Dec. 8, 1774

Ordinance, issued by Carl I, Duke of Braunschweig and Lüneburg [Present-day Germany]: “Whereas beggar-Jews keep entering [Our lands], sometimes with whole families, by wagon, and are said to sometimes carry diseases that could lead to an epidemic, We hereby decree that from now on, nowhere shall any beggar-Jew be admitted to Our lands, and we order all civil servants in town and country, magistrates, and border agents, under severe penalty to be determined by Us, to enforce this exclusion strictly.
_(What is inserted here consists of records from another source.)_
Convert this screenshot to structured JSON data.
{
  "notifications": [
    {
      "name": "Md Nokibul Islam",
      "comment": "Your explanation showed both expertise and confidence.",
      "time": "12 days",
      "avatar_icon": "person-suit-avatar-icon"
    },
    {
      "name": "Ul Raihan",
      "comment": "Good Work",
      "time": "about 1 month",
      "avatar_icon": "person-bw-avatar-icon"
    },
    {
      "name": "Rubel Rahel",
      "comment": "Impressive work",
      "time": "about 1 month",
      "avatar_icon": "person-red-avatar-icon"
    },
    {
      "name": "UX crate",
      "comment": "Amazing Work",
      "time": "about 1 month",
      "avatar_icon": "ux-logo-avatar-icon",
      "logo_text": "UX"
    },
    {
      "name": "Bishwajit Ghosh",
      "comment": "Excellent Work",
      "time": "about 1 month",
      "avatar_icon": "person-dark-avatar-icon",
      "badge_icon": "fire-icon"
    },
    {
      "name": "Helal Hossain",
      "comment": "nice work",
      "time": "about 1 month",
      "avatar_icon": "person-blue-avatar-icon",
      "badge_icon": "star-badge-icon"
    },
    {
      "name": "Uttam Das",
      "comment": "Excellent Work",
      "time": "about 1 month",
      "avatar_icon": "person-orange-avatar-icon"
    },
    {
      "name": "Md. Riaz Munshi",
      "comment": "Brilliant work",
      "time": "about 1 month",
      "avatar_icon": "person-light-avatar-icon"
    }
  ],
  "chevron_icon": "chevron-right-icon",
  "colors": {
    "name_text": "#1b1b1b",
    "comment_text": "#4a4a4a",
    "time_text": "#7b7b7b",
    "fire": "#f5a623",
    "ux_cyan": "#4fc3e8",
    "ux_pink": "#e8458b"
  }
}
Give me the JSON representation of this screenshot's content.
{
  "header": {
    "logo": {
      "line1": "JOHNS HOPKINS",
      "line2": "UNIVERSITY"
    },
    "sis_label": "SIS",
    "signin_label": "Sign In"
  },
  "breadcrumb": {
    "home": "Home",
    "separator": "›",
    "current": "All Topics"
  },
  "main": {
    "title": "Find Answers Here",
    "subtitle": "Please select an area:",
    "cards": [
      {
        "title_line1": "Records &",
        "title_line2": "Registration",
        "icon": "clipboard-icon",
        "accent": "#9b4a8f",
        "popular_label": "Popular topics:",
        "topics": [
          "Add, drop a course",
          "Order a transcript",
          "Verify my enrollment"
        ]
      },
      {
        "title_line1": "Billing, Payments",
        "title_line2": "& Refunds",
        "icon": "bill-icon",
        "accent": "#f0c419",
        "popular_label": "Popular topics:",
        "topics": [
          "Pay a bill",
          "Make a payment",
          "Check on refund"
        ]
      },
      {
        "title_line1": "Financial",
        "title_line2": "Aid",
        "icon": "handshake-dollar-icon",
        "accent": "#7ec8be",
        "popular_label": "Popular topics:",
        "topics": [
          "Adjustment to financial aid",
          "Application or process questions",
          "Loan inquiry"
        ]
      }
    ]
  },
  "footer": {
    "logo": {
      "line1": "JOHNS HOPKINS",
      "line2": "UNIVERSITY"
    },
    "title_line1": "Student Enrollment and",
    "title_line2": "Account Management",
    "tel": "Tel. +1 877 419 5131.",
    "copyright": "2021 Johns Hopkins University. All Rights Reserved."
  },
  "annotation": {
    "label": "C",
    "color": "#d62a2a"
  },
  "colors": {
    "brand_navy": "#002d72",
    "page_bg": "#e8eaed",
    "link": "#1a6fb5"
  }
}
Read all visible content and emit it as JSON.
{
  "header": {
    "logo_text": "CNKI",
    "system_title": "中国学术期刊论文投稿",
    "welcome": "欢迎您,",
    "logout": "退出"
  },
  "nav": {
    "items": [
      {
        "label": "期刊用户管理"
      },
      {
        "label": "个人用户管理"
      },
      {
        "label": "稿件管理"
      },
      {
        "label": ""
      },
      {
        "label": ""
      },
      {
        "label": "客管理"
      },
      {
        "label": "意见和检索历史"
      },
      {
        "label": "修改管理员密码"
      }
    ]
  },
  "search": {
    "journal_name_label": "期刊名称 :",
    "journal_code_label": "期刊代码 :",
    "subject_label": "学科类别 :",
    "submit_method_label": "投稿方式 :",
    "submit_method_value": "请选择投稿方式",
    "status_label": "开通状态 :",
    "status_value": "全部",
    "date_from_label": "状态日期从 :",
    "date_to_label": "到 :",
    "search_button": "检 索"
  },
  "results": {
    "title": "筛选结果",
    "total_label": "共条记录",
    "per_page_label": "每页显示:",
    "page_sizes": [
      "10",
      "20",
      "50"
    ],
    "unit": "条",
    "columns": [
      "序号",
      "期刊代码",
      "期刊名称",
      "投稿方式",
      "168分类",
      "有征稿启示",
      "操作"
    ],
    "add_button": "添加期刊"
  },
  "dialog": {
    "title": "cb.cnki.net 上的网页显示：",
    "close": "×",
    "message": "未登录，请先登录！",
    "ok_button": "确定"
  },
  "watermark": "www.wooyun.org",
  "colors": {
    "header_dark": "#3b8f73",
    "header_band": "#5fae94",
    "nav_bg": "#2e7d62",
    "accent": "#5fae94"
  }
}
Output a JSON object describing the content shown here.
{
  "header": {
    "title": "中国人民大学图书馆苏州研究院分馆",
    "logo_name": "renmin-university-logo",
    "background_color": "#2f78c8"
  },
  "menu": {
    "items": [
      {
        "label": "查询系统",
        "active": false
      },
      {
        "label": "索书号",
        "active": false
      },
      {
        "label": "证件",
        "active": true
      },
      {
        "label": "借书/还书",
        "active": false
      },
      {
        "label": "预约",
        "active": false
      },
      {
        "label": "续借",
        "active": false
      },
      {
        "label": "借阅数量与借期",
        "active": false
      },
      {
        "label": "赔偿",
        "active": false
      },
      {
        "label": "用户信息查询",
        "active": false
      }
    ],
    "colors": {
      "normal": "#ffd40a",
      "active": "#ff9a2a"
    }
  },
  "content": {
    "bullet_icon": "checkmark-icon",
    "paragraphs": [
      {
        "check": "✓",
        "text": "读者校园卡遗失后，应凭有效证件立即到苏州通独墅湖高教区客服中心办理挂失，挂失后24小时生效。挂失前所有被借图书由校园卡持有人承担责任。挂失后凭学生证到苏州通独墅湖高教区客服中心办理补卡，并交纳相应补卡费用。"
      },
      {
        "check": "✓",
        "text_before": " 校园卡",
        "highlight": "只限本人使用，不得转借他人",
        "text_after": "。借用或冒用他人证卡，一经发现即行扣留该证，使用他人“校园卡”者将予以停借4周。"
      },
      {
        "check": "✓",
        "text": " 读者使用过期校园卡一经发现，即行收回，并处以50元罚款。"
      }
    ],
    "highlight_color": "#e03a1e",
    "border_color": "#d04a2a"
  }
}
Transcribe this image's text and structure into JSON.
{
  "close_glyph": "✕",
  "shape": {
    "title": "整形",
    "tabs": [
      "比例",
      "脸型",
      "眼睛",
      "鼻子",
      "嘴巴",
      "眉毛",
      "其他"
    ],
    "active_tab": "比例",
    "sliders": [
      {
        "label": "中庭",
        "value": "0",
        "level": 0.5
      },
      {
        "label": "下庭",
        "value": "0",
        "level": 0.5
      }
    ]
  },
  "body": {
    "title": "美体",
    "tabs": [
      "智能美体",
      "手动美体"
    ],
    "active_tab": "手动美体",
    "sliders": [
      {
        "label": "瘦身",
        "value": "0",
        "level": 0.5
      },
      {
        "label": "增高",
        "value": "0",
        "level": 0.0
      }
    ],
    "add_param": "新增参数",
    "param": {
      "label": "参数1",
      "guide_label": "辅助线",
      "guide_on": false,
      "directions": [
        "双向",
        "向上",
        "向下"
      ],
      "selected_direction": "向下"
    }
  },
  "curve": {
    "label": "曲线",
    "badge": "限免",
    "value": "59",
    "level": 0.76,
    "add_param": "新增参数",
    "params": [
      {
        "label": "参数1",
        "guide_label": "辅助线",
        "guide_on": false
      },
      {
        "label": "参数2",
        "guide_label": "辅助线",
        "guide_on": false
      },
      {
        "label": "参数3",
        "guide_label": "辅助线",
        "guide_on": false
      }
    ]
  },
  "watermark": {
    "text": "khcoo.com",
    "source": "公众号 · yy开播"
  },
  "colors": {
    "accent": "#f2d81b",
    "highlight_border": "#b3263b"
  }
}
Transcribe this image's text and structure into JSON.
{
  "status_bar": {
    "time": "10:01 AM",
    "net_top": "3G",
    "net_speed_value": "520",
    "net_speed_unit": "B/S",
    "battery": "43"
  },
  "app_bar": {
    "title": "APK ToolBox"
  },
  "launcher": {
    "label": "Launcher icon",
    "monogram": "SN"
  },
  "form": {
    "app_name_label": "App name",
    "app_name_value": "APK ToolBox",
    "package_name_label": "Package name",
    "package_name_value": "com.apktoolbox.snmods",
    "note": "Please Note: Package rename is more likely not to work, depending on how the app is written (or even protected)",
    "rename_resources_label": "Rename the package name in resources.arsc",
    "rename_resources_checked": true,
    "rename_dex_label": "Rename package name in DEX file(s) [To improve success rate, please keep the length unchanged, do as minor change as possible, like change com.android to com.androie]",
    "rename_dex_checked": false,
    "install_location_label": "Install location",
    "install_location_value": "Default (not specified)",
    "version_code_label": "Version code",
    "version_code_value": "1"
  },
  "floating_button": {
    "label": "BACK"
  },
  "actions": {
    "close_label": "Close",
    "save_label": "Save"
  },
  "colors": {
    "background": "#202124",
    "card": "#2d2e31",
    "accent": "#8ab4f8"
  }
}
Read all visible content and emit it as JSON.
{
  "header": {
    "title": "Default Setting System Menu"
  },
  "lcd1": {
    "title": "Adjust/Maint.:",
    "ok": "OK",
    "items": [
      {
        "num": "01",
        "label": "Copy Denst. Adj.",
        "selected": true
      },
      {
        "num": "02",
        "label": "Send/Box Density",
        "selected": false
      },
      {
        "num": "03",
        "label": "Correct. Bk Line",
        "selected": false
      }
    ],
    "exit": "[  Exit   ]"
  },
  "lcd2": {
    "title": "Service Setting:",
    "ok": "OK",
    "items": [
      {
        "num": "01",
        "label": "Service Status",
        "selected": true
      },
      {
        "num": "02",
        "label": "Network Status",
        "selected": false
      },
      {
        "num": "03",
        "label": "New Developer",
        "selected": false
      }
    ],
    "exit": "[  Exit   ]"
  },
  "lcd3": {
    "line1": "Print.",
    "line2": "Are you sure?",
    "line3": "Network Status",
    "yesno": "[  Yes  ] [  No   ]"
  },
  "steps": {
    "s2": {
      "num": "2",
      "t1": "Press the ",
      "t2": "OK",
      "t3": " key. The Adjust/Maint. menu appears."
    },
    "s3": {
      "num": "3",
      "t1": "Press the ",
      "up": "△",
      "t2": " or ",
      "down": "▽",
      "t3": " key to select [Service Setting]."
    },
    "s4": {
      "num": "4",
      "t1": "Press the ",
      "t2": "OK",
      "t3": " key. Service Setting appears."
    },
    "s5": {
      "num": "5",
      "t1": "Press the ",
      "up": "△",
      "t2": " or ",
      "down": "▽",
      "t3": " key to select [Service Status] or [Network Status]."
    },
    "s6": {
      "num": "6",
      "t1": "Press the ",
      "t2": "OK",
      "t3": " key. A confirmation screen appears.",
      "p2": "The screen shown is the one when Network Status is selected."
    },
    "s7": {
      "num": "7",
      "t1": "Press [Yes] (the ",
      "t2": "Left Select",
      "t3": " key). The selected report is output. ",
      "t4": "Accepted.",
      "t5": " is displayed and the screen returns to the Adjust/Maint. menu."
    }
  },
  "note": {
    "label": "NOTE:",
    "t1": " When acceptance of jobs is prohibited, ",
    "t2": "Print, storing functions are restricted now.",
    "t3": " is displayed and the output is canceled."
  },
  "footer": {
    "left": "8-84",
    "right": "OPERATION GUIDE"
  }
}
If, however, any such riffraff should find opportunity to infiltrate, nobody is to give them shelter, but instead, all innkeepers and other subjects are to report them to the nearest official, who, with the help of the other residents, shall bring such Jews to court, where they will be sentenced to imprisonment or hard labor, depending on the circumstances of the case. This ordinance shall be published immediately in the regular places, as well as in all synagogues.”
“Serenissimi gnädigste Verordnung, das Einführen fremder Bettel-Juden betreffend [Most Serenely Merciful Ordinance, Regarding the Introduction of Foreign Beggar-Jews],” 12/8/1774; Decrees Collection; AR 379; Box 1; Folder 56; Leo Baeck Institute. Researched by Dominik Jacobs 12/5/2019